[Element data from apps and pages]
════════

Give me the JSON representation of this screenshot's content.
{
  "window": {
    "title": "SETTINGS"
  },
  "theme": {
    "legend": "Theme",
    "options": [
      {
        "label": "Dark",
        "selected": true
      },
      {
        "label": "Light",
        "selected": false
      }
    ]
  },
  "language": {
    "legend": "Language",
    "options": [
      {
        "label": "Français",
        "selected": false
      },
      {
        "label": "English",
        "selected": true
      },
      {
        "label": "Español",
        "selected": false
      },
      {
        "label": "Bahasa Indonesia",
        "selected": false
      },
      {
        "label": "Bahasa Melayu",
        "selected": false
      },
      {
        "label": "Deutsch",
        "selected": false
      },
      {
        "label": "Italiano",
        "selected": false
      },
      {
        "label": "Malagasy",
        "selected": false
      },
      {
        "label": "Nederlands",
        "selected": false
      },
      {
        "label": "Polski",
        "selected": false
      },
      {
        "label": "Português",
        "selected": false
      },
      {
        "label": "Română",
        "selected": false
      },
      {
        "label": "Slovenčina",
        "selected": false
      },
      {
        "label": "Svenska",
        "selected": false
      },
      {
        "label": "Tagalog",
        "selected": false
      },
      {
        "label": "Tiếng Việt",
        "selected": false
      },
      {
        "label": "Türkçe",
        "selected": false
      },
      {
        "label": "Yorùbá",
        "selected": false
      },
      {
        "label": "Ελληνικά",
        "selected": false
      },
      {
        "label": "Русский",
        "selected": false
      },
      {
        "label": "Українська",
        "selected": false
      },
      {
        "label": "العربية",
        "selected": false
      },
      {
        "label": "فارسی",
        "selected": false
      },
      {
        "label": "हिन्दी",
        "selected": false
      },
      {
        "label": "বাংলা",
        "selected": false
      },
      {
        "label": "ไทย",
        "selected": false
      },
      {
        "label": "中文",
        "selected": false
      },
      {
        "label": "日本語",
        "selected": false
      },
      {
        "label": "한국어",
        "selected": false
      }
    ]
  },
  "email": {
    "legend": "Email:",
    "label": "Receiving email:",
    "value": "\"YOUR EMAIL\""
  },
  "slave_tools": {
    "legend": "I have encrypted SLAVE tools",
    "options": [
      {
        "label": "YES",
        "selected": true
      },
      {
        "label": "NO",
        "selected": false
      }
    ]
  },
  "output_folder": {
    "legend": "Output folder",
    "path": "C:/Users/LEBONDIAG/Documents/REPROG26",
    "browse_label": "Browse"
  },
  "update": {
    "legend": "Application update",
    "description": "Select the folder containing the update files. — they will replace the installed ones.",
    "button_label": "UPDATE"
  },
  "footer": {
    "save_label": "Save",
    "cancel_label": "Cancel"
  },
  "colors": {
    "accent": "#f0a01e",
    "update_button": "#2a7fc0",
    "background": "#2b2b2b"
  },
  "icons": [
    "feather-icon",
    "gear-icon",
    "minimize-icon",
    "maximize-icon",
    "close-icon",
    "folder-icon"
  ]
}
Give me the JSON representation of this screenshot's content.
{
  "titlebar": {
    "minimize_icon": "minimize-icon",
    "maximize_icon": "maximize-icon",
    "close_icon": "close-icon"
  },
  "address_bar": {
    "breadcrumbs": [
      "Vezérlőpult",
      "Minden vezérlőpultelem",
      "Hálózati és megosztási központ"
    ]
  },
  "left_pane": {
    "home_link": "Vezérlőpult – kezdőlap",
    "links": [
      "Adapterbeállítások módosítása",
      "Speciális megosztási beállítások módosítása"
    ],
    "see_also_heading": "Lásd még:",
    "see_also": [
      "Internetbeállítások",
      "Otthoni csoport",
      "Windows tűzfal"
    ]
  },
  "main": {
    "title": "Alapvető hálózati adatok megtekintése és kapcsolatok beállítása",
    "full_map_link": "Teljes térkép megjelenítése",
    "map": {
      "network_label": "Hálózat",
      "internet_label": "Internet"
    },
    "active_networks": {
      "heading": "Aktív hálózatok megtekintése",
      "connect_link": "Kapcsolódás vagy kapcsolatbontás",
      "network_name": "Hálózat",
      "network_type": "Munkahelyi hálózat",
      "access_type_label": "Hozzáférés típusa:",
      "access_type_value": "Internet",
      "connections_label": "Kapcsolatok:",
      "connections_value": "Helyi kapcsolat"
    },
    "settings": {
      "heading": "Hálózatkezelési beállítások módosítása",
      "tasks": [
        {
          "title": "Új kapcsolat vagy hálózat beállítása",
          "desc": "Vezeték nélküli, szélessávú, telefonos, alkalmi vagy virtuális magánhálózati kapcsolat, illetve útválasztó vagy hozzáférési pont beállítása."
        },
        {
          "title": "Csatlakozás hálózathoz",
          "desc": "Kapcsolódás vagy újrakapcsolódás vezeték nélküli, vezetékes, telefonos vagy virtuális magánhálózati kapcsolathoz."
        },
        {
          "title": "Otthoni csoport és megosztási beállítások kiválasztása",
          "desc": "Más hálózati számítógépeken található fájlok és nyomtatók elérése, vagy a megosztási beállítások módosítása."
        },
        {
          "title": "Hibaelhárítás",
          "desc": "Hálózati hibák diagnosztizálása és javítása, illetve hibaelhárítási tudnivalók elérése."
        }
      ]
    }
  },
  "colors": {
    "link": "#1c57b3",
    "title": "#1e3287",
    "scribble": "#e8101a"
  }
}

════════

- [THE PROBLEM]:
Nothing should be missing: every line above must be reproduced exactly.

- [THE ANSWER]:
Give me the JSON representation of this screenshot's content.
{
  "window": {
    "title": "SETTINGS"
  },
  "theme": {
    "legend": "Theme",
    "options": [
      {
        "label": "Dark",
        "selected": true
      },
      {
        "label": "Light",
        "selected": false
      }
    ]
  },
  "language": {
    "legend": "Language",
    "options": [
      {
        "label": "Français",
        "selected": false
      },
      {
        "label": "English",
        "selected": true
      },
      {
        "label": "Español",
        "selected": false
      },
      {
        "label": "Bahasa Indonesia",
        "selected": false
      },
      {
        "label": "Bahasa Melayu",
        "selected": false
      },
      {
        "label": "Deutsch",
        "selected": false
      },
      {
        "label": "Italiano",
        "selected": false
      },
      {
        "label": "Malagasy",
        "selected": false
      },
      {
        "label": "Nederlands",
        "selected": false
      },
      {
        "label": "Polski",
        "selected": false
      },
      {
        "label": "Português",
        "selected": false
      },
      {
        "label": "Română",
        "selected": false
      },
      {
        "label": "Slovenčina",
        "selected": false
      },
      {
        "label": "Svenska",
        "selected": false
      },
      {
        "label": "Tagalog",
        "selected": false
      },
      {
        "label": "Tiếng Việt",
        "selected": false
      },
      {
        "label": "Türkçe",
        "selected": false
      },
      {
        "label": "Yorùbá",
        "selected": false
      },
      {
        "label": "Ελληνικά",
        "selected": false
      },
      {
        "label": "Русский",
        "selected": false
      },
      {
        "label": "Українська",
        "selected": false
      },
      {
        "label": "العربية",
        "selected": false
      },
      {
        "label": "فارسی",
        "selected": false
      },
      {
        "label": "हिन्दी",
        "selected": false
      },
      {
        "label": "বাংলা",
        "selected": false
      },
      {
        "label": "ไทย",
        "selected": false
      },
      {
        "label": "中文",
        "selected": false
      },
      {
        "label": "日本語",
        "selected": false
      },
      {
        "label": "한국어",
        "selected": false
      }
    ]
  },
  "email": {
    "legend": "Email:",
    "label": "Receiving email:",
    "value": "\"YOUR EMAIL\""
  },
  "slave_tools": {
    "legend": "I have encrypted SLAVE tools",
    "options": [
      {
        "label": "YES",
        "selected": true
      },
      {
        "label": "NO",
        "selected": false
      }
    ]
  },
  "output_folder": {
    "legend": "Output folder",
    "path": "C:/Users/LEBONDIAG/Documents/REPROG26",
    "browse_label": "Browse"
  },
  "update": {
    "legend": "Application update",
    "description": "Select the folder containing the update files. — they will replace the installed ones.",
    "button_label": "UPDATE"
  },
  "footer": {
    "save_label": "Save",
    "cancel_label": "Cancel"
  },
  "colors": {
    "accent": "#f0a01e",
    "update_button": "#2a7fc0",
    "background": "#2b2b2b"
  },
  "icons": [
    "feather-icon",
    "gear-icon",
    "minimize-icon",
    "maximize-icon",
    "close-icon",
    "folder-icon"
  ]
}
Give me the JSON representation of this screenshot's content.
{
  "titlebar": {
    "minimize_icon": "minimize-icon",
    "maximize_icon": "maximize-icon",
    "close_icon": "close-icon"
  },
  "address_bar": {
    "breadcrumbs": [
      "Vezérlőpult",
      "Minden vezérlőpultelem",
      "Hálózati és megosztási központ"
    ]
  },
  "left_pane": {
    "home_link": "Vezérlőpult – kezdőlap",
    "links": [
      "Adapterbeállítások módosítása",
      "Speciális megosztási beállítások módosítása"
    ],
    "see_also_heading": "Lásd még:",
    "see_also": [
      "Internetbeállítások",
      "Otthoni csoport",
      "Windows tűzfal"
    ]
  },
  "main": {
    "title": "Alapvető hálózati adatok megtekintése és kapcsolatok beállítása",
    "full_map_link": "Teljes térkép megjelenítése",
    "map": {
      "network_label": "Hálózat",
      "internet_label": "Internet"
    },
    "active_networks": {
      "heading": "Aktív hálózatok megtekintése",
      "connect_link": "Kapcsolódás vagy kapcsolatbontás",
      "network_name": "Hálózat",
      "network_type": "Munkahelyi hálózat",
      "access_type_label": "Hozzáférés típusa:",
      "access_type_value": "Internet",
      "connections_label": "Kapcsolatok:",
      "connections_value": "Helyi kapcsolat"
    },
    "settings": {
      "heading": "Hálózatkezelési beállítások módosítása",
      "tasks": [
        {
          "title": "Új kapcsolat vagy hálózat beállítása",
          "desc": "Vezeték nélküli, szélessávú, telefonos, alkalmi vagy virtuális magánhálózati kapcsolat, illetve útválasztó vagy hozzáférési pont beállítása."
        },
        {
          "title": "Csatlakozás hálózathoz",
          "desc": "Kapcsolódás vagy újrakapcsolódás vezeték nélküli, vezetékes, telefonos vagy virtuális magánhálózati kapcsolathoz."
        },
        {
          "title": "Otthoni csoport és megosztási beállítások kiválasztása",
          "desc": "Más hálózati számítógépeken található fájlok és nyomtatók elérése, vagy a megosztási beállítások módosítása."
        },
        {
          "title": "Hibaelhárítás",
          "desc": "Hálózati hibák diagnosztizálása és javítása, illetve hibaelhárítási tudnivalók elérése."
        }
      ]
    }
  },
  "colors": {
    "link": "#1c57b3",
    "title": "#1e3287",
    "scribble": "#e8101a"
  }
}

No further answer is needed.